The host’s instinct is to take the conversation into more positive space: “I don’t want to bring you to any darker corners.” He does this by discussing his guest’s experience of coping with her unspeakable loss. Sullivan says she takes things one day at a time: “That’s how I’ve managed my grief: I just look at the very next thing I have to do, and I can do that.” She adds that the Covid-19 lockdown actually helped. “The whole world stopped, and that felt right.”

It’s a tough interview but far from despairing: Sullivan has established a mental-health charity in her daughter’s memory. For his part, Tubridy is a comforting presence: by the end, both host and guest are laughing together. It’s not exactly the season to be jolly, but Tubridy’s naturally upbeat manner plays a crucial supporting role in a poignant conversation about personal resilience in the face of tragedy.

Farce is more the order of the day on Tuesday's Drivetime (RTÉ Radio 1, weekdays), as host Cormac Ó hEadhra surveys the confusion that initially surrounds Government guidelines for nightclubs and concerts. After hearing venue owners talk of "peak frustration" over the lack of clarity, Ó hEadhra speaks to the Fine Gael TD Jennifer Carroll MacNeill, who appears dismissive of such concerns. "I heard the nightclub owner of the Tramyard on a rival station and he was very pleased," the deputy says, referring to an earlier interview on Kieran Cuddihy's Newstalk show The Hard Shoulder; the club in question is actually called the Tramline, but sure close enough.

'I heard the point that you can have a bop at a nightclub but you can't at a live event,' the TD says. 'You actually can. You can stand up.' This is feeble stuff, speaking of bullishness rather than logic

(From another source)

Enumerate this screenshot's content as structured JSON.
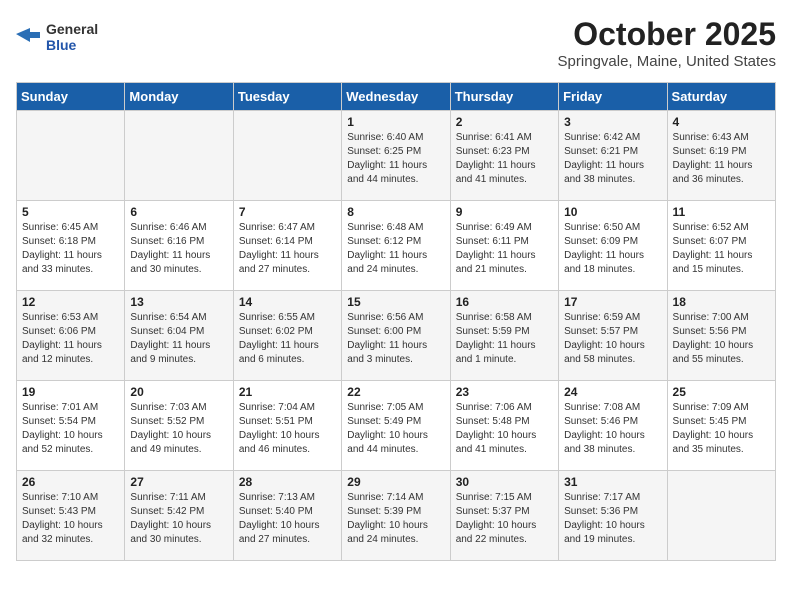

MacNeill concedes there are “anomalies” but tries to make the best of the situation. “I heard the point that you can have a bop at a nightclub but you can’t at a live event,” she says. “You actually can. You can stand up.” This is feeble stuff, speaking of bullishness rather than logic.

Pressed by Ó hEadhra, the TD admits there’s “no rationale” to the new guidelines beyond having to make difficult choices in order to reopen society safely. Fair enough, and many anomalies are indeed ironed out as the week progresses. But MacNeill’s unapologetic performance echoes the prickly condescension deployed by many Ministers when faced with criticism during interviews. It’s not a good look for an administration seemingly unable to organise a bop in a nightclub, never mind a booze-up in a brewery.

If Ó hEadhra makes it his business to discomfit political guests, he's far more welcoming to others. He's curious and engaged when discussing the insidious effects of social-media camera filters with Ciara Whelan, the reigning Miss Dublin, who posts untouched photos of herself. The interview touches on issues of mental health and body image, but more striking are the host's giddy asides. "You mean you don't look amazing all the time, Ciara? I do," he jokes at one point, before signing off as "Mr Connemara". He's a compelling broadcaster, but one hopes Ó hEadhra hasn't started to fancy himself too much.

Moment of the Week

October continues to be a sad month for the arts in Ireland, as the passing of the poets Brendan Kennelly and Máire Mhac an tSaoi is marked across the airwaves on Monday. Morning Ireland (RTÉ Radio 1) carries particularly strong tributes, with Ailbhe Ní Ghearbhuigh noting how Mhac an tSaoi used the Irish language to push boundaries in her verse while Gerald Dawe remembers Kennelly as a "great human being" whose poetry had an "epic reach". Host Mary Wilson also talks to President Michael D Higgins, who reminds listeners of his poetic and academic background, praising Mhac an tSaoi for "writing directly about sensuality" and recalling Kennelly as a poet "who had so much to give and gave it so generously". It's a fitting remembrance of two remarkable lives.